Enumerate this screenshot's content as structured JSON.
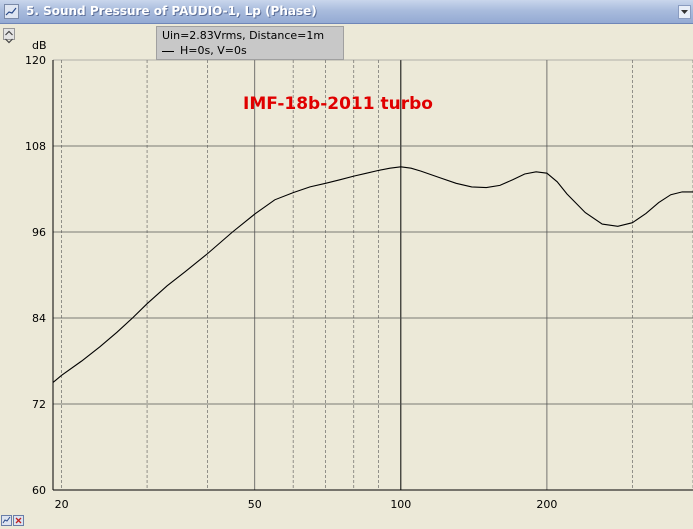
{
  "window": {
    "title": "5. Sound Pressure of PAUDIO-1, Lp (Phase)"
  },
  "legend": {
    "line1": "Uin=2.83Vrms, Distance=1m",
    "line2": "H=0s, V=0s"
  },
  "icons": {
    "window_icon": "chart-window-icon",
    "dropdown": "dropdown-arrow-icon",
    "scroll_up": "scroll-up-icon",
    "scroll_down": "scroll-down-icon",
    "bottom_left": "toolbar-grid-icon",
    "bottom_right": "toolbar-close-icon"
  },
  "colors": {
    "curve": "#000000",
    "annotation": "#e00000",
    "plot_bg": "#ECE9D8"
  },
  "chart_data": {
    "type": "line",
    "title": "",
    "ylabel": "dB",
    "xlabel": "",
    "xscale": "log",
    "xlim": [
      19.2,
      400
    ],
    "ylim": [
      60,
      120
    ],
    "yticks": [
      60,
      72,
      84,
      96,
      108,
      120
    ],
    "xtick_labels": [
      "20",
      "50",
      "100",
      "200"
    ],
    "annotation": "IMF-18b-2011 turbo",
    "grid": true,
    "series": [
      {
        "x": [
          19.2,
          20,
          22,
          24,
          26,
          28,
          30,
          33,
          36,
          40,
          45,
          50,
          55,
          60,
          65,
          70,
          75,
          80,
          85,
          90,
          95,
          100,
          105,
          110,
          120,
          130,
          140,
          150,
          160,
          170,
          180,
          190,
          200,
          210,
          220,
          240,
          260,
          280,
          300,
          320,
          340,
          360,
          380,
          400
        ],
        "y": [
          75,
          76,
          78,
          80,
          82,
          84,
          86,
          88.5,
          90.5,
          93,
          96,
          98.5,
          100.5,
          101.5,
          102.3,
          102.8,
          103.3,
          103.8,
          104.2,
          104.6,
          104.9,
          105.1,
          104.9,
          104.5,
          103.6,
          102.8,
          102.3,
          102.2,
          102.5,
          103.3,
          104.1,
          104.4,
          104.2,
          103,
          101.3,
          98.7,
          97.1,
          96.8,
          97.3,
          98.6,
          100.1,
          101.2,
          101.6,
          101.6
        ]
      }
    ]
  }
}
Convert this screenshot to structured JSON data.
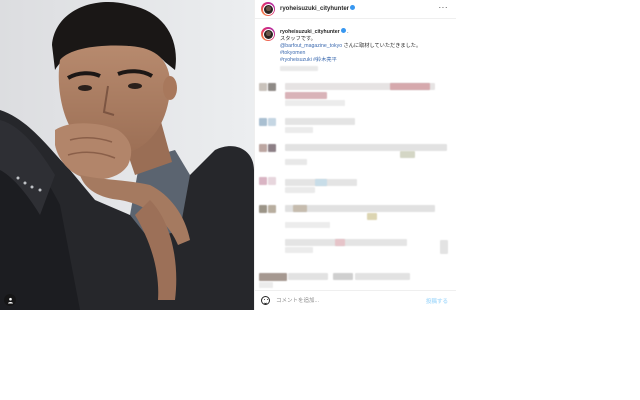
{
  "post": {
    "username": "ryoheisuzuki_cityhunter",
    "more_label": "···",
    "caption": {
      "username": "ryoheisuzuki_cityhunter",
      "dot": ".",
      "line1": "スタッフです。",
      "mention": "@barfout_magazine_tokyo",
      "line2_suffix": " さんに取材していただきました。",
      "hashtag1": "#tokyomen",
      "hashtag2": "#ryoheisuzuki #鈴木亮平"
    },
    "comment_placeholder": "コメントを追加...",
    "post_button": "投稿する"
  },
  "icons": {
    "verified": "verified-badge-icon",
    "more": "more-options-icon",
    "emoji": "emoji-icon",
    "tag": "user-tag-icon"
  },
  "colors": {
    "link": "#3d6bb0",
    "verified": "#3897f0",
    "post_button_disabled": "#b2dffc",
    "border": "#efefef"
  }
}
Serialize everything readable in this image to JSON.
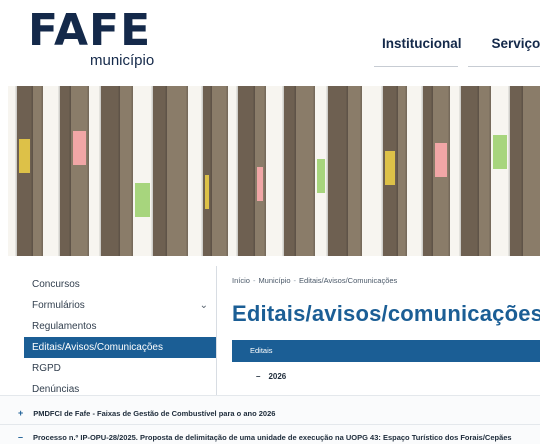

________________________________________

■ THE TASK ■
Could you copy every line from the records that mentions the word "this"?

■ ANSWER FOR THE TASK ■
Enumerate this screenshot's content as structured JSON.
Convert this screenshot to structured JSON data.
Serialize everything readable in this image to JSON.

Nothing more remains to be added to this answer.